▸ **EXERCISE GOAL**:
Set down the entries once more, exactly as given.

[THE DATA — start]

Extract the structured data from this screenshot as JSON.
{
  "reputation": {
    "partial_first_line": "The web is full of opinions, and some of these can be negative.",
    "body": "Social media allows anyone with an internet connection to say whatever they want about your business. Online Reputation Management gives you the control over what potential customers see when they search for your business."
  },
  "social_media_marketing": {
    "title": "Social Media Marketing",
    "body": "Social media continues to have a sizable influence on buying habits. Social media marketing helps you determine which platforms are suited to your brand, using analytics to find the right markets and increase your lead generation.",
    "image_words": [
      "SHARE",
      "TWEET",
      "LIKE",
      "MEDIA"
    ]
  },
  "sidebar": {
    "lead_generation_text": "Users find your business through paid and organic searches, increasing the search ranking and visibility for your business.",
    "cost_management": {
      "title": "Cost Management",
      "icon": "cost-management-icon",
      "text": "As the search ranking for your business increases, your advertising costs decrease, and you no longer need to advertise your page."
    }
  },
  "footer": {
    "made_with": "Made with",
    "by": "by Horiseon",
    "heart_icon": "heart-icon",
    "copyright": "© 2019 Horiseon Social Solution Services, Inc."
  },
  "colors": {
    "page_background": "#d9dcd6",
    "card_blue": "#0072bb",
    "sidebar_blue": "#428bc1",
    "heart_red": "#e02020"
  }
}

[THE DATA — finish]

▸ **RESULT OF THIS TASK**:
Extract the structured data from this screenshot as JSON.
{
  "reputation": {
    "partial_first_line": "The web is full of opinions, and some of these can be negative.",
    "body": "Social media allows anyone with an internet connection to say whatever they want about your business. Online Reputation Management gives you the control over what potential customers see when they search for your business."
  },
  "social_media_marketing": {
    "title": "Social Media Marketing",
    "body": "Social media continues to have a sizable influence on buying habits. Social media marketing helps you determine which platforms are suited to your brand, using analytics to find the right markets and increase your lead generation.",
    "image_words": [
      "SHARE",
      "TWEET",
      "LIKE",
      "MEDIA"
    ]
  },
  "sidebar": {
    "lead_generation_text": "Users find your business through paid and organic searches, increasing the search ranking and visibility for your business.",
    "cost_management": {
      "title": "Cost Management",
      "icon": "cost-management-icon",
      "text": "As the search ranking for your business increases, your advertising costs decrease, and you no longer need to advertise your page."
    }
  },
  "footer": {
    "made_with": "Made with",
    "by": "by Horiseon",
    "heart_icon": "heart-icon",
    "copyright": "© 2019 Horiseon Social Solution Services, Inc."
  },
  "colors": {
    "page_background": "#d9dcd6",
    "card_blue": "#0072bb",
    "sidebar_blue": "#428bc1",
    "heart_red": "#e02020"
  }
}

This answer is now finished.